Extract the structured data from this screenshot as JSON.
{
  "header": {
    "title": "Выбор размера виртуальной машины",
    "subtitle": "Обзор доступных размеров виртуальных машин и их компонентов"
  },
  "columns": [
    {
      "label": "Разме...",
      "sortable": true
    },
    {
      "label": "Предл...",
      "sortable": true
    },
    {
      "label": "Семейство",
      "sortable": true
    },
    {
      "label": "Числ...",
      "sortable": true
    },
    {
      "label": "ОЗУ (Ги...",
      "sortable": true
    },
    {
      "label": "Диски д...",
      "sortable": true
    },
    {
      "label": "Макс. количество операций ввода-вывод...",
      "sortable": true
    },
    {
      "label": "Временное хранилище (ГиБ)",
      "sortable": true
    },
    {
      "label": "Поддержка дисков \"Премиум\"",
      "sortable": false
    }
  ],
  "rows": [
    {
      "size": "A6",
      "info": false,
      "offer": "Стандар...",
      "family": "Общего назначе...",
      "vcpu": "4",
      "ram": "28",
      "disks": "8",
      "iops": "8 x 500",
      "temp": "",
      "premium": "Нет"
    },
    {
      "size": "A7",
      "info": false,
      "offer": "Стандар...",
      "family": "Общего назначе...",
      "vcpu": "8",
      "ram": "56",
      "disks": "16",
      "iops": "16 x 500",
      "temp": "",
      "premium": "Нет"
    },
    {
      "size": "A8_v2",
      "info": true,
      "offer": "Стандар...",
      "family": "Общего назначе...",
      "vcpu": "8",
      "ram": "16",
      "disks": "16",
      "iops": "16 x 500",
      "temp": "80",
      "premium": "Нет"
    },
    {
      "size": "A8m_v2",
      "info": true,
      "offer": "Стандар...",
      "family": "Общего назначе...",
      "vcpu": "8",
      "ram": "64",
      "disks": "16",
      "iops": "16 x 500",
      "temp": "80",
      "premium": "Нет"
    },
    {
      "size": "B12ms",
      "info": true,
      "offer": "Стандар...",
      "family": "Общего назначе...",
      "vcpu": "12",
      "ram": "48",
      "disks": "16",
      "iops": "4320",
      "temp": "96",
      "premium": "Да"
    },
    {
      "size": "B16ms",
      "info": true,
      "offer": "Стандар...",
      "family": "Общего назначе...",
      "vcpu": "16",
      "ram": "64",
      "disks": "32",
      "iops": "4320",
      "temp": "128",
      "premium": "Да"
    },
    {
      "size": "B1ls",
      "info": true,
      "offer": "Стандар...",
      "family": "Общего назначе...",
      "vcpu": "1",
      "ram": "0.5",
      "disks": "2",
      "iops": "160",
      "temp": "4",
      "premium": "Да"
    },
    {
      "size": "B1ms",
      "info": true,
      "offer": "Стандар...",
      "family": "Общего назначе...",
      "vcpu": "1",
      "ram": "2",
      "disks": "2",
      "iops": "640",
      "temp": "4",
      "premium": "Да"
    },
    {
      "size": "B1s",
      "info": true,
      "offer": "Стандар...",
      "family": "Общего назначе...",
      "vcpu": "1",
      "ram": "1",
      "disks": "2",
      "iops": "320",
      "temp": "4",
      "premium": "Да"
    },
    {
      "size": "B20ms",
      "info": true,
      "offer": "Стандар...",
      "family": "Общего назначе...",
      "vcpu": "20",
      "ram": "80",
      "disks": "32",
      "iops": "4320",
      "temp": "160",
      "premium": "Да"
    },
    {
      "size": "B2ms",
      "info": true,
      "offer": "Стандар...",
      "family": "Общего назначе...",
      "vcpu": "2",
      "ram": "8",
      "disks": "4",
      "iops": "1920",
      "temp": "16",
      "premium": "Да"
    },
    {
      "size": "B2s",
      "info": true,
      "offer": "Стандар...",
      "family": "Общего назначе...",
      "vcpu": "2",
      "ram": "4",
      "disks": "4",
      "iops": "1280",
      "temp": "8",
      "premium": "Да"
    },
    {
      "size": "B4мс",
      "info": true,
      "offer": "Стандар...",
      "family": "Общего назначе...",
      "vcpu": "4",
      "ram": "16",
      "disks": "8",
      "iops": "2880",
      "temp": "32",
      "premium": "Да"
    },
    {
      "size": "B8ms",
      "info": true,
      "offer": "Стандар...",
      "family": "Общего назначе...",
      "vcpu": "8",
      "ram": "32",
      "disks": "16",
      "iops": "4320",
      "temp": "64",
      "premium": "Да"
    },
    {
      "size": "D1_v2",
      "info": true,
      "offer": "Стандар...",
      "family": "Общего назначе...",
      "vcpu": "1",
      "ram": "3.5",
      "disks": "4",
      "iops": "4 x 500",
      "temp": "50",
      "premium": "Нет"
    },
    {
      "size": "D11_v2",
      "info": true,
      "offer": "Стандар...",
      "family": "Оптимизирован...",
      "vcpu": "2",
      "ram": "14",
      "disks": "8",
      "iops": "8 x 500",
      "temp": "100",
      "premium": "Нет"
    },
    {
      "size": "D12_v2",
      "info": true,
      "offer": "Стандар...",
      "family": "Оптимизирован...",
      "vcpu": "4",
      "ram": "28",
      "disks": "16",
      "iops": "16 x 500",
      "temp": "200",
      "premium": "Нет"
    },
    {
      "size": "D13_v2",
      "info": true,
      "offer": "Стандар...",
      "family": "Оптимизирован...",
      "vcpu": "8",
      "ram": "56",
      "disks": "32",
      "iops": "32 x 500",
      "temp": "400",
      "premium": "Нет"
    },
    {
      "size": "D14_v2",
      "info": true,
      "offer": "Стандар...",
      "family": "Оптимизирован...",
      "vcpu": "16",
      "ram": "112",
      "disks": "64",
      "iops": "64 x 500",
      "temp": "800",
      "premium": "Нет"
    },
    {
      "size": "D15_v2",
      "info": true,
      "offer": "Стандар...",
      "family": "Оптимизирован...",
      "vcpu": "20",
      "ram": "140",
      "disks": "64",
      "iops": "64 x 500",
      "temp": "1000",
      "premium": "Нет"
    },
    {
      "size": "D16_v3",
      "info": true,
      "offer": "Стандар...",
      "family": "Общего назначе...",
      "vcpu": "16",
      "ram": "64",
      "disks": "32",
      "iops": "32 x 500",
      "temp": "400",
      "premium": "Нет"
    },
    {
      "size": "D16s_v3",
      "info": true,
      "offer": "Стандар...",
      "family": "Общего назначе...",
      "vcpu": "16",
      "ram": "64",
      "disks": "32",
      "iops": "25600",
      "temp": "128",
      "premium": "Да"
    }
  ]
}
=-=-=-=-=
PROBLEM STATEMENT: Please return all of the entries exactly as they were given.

REPLY:
Extract the structured data from this screenshot as JSON.
{
  "header": {
    "title": "Выбор размера виртуальной машины",
    "subtitle": "Обзор доступных размеров виртуальных машин и их компонентов"
  },
  "columns": [
    {
      "label": "Разме...",
      "sortable": true
    },
    {
      "label": "Предл...",
      "sortable": true
    },
    {
      "label": "Семейство",
      "sortable": true
    },
    {
      "label": "Числ...",
      "sortable": true
    },
    {
      "label": "ОЗУ (Ги...",
      "sortable": true
    },
    {
      "label": "Диски д...",
      "sortable": true
    },
    {
      "label": "Макс. количество операций ввода-вывод...",
      "sortable": true
    },
    {
      "label": "Временное хранилище (ГиБ)",
      "sortable": true
    },
    {
      "label": "Поддержка дисков \"Премиум\"",
      "sortable": false
    }
  ],
  "rows": [
    {
      "size": "A6",
      "info": false,
      "offer": "Стандар...",
      "family": "Общего назначе...",
      "vcpu": "4",
      "ram": "28",
      "disks": "8",
      "iops": "8 x 500",
      "temp": "",
      "premium": "Нет"
    },
    {
      "size": "A7",
      "info": false,
      "offer": "Стандар...",
      "family": "Общего назначе...",
      "vcpu": "8",
      "ram": "56",
      "disks": "16",
      "iops": "16 x 500",
      "temp": "",
      "premium": "Нет"
    },
    {
      "size": "A8_v2",
      "info": true,
      "offer": "Стандар...",
      "family": "Общего назначе...",
      "vcpu": "8",
      "ram": "16",
      "disks": "16",
      "iops": "16 x 500",
      "temp": "80",
      "premium": "Нет"
    },
    {
      "size": "A8m_v2",
      "info": true,
      "offer": "Стандар...",
      "family": "Общего назначе...",
      "vcpu": "8",
      "ram": "64",
      "disks": "16",
      "iops": "16 x 500",
      "temp": "80",
      "premium": "Нет"
    },
    {
      "size": "B12ms",
      "info": true,
      "offer": "Стандар...",
      "family": "Общего назначе...",
      "vcpu": "12",
      "ram": "48",
      "disks": "16",
      "iops": "4320",
      "temp": "96",
      "premium": "Да"
    },
    {
      "size": "B16ms",
      "info": true,
      "offer": "Стандар...",
      "family": "Общего назначе...",
      "vcpu": "16",
      "ram": "64",
      "disks": "32",
      "iops": "4320",
      "temp": "128",
      "premium": "Да"
    },
    {
      "size": "B1ls",
      "info": true,
      "offer": "Стандар...",
      "family": "Общего назначе...",
      "vcpu": "1",
      "ram": "0.5",
      "disks": "2",
      "iops": "160",
      "temp": "4",
      "premium": "Да"
    },
    {
      "size": "B1ms",
      "info": true,
      "offer": "Стандар...",
      "family": "Общего назначе...",
      "vcpu": "1",
      "ram": "2",
      "disks": "2",
      "iops": "640",
      "temp": "4",
      "premium": "Да"
    },
    {
      "size": "B1s",
      "info": true,
      "offer": "Стандар...",
      "family": "Общего назначе...",
      "vcpu": "1",
      "ram": "1",
      "disks": "2",
      "iops": "320",
      "temp": "4",
      "premium": "Да"
    },
    {
      "size": "B20ms",
      "info": true,
      "offer": "Стандар...",
      "family": "Общего назначе...",
      "vcpu": "20",
      "ram": "80",
      "disks": "32",
      "iops": "4320",
      "temp": "160",
      "premium": "Да"
    },
    {
      "size": "B2ms",
      "info": true,
      "offer": "Стандар...",
      "family": "Общего назначе...",
      "vcpu": "2",
      "ram": "8",
      "disks": "4",
      "iops": "1920",
      "temp": "16",
      "premium": "Да"
    },
    {
      "size": "B2s",
      "info": true,
      "offer": "Стандар...",
      "family": "Общего назначе...",
      "vcpu": "2",
      "ram": "4",
      "disks": "4",
      "iops": "1280",
      "temp": "8",
      "premium": "Да"
    },
    {
      "size": "B4мс",
      "info": true,
      "offer": "Стандар...",
      "family": "Общего назначе...",
      "vcpu": "4",
      "ram": "16",
      "disks": "8",
      "iops": "2880",
      "temp": "32",
      "premium": "Да"
    },
    {
      "size": "B8ms",
      "info": true,
      "offer": "Стандар...",
      "family": "Общего назначе...",
      "vcpu": "8",
      "ram": "32",
      "disks": "16",
      "iops": "4320",
      "temp": "64",
      "premium": "Да"
    },
    {
      "size": "D1_v2",
      "info": true,
      "offer": "Стандар...",
      "family": "Общего назначе...",
      "vcpu": "1",
      "ram": "3.5",
      "disks": "4",
      "iops": "4 x 500",
      "temp": "50",
      "premium": "Нет"
    },
    {
      "size": "D11_v2",
      "info": true,
      "offer": "Стандар...",
      "family": "Оптимизирован...",
      "vcpu": "2",
      "ram": "14",
      "disks": "8",
      "iops": "8 x 500",
      "temp": "100",
      "premium": "Нет"
    },
    {
      "size": "D12_v2",
      "info": true,
      "offer": "Стандар...",
      "family": "Оптимизирован...",
      "vcpu": "4",
      "ram": "28",
      "disks": "16",
      "iops": "16 x 500",
      "temp": "200",
      "premium": "Нет"
    },
    {
      "size": "D13_v2",
      "info": true,
      "offer": "Стандар...",
      "family": "Оптимизирован...",
      "vcpu": "8",
      "ram": "56",
      "disks": "32",
      "iops": "32 x 500",
      "temp": "400",
      "premium": "Нет"
    },
    {
      "size": "D14_v2",
      "info": true,
      "offer": "Стандар...",
      "family": "Оптимизирован...",
      "vcpu": "16",
      "ram": "112",
      "disks": "64",
      "iops": "64 x 500",
      "temp": "800",
      "premium": "Нет"
    },
    {
      "size": "D15_v2",
      "info": true,
      "offer": "Стандар...",
      "family": "Оптимизирован...",
      "vcpu": "20",
      "ram": "140",
      "disks": "64",
      "iops": "64 x 500",
      "temp": "1000",
      "premium": "Нет"
    },
    {
      "size": "D16_v3",
      "info": true,
      "offer": "Стандар...",
      "family": "Общего назначе...",
      "vcpu": "16",
      "ram": "64",
      "disks": "32",
      "iops": "32 x 500",
      "temp": "400",
      "premium": "Нет"
    },
    {
      "size": "D16s_v3",
      "info": true,
      "offer": "Стандар...",
      "family": "Общего назначе...",
      "vcpu": "16",
      "ram": "64",
      "disks": "32",
      "iops": "25600",
      "temp": "128",
      "premium": "Да"
    }
  ]
}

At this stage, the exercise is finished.